• _Exercise requirements_:
Pull each line with the string "Официальный" from the entries.

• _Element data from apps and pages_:
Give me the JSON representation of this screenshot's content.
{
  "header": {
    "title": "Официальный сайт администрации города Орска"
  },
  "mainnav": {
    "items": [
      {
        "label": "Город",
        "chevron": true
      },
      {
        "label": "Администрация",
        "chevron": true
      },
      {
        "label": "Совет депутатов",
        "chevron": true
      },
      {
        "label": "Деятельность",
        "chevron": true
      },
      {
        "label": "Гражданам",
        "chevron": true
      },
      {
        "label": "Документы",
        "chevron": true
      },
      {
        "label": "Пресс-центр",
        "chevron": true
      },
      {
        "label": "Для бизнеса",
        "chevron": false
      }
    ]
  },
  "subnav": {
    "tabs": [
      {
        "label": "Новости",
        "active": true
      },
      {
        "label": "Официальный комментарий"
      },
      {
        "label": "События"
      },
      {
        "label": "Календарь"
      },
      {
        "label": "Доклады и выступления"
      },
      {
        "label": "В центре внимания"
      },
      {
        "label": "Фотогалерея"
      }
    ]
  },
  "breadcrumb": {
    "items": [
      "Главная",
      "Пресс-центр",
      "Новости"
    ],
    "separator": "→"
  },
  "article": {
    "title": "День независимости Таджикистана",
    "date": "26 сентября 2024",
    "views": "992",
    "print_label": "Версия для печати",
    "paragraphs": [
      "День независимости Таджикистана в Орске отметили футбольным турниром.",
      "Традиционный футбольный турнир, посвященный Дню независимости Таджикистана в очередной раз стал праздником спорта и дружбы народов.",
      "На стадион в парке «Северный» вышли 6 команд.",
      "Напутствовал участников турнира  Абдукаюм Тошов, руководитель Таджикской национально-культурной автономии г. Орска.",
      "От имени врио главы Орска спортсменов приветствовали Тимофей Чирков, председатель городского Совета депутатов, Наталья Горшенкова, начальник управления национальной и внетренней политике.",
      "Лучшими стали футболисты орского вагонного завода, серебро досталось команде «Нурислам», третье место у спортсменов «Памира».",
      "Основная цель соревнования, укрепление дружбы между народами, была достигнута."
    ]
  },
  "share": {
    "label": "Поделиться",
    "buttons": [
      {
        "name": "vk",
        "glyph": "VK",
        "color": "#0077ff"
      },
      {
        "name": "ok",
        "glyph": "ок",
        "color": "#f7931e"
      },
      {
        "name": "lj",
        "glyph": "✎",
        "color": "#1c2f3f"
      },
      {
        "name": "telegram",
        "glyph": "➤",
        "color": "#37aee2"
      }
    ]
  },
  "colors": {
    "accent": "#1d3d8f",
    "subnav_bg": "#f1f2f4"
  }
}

• _Answer space_:
    "title": "Официальный сайт администрации города Орска"
        "label": "Официальный комментарий"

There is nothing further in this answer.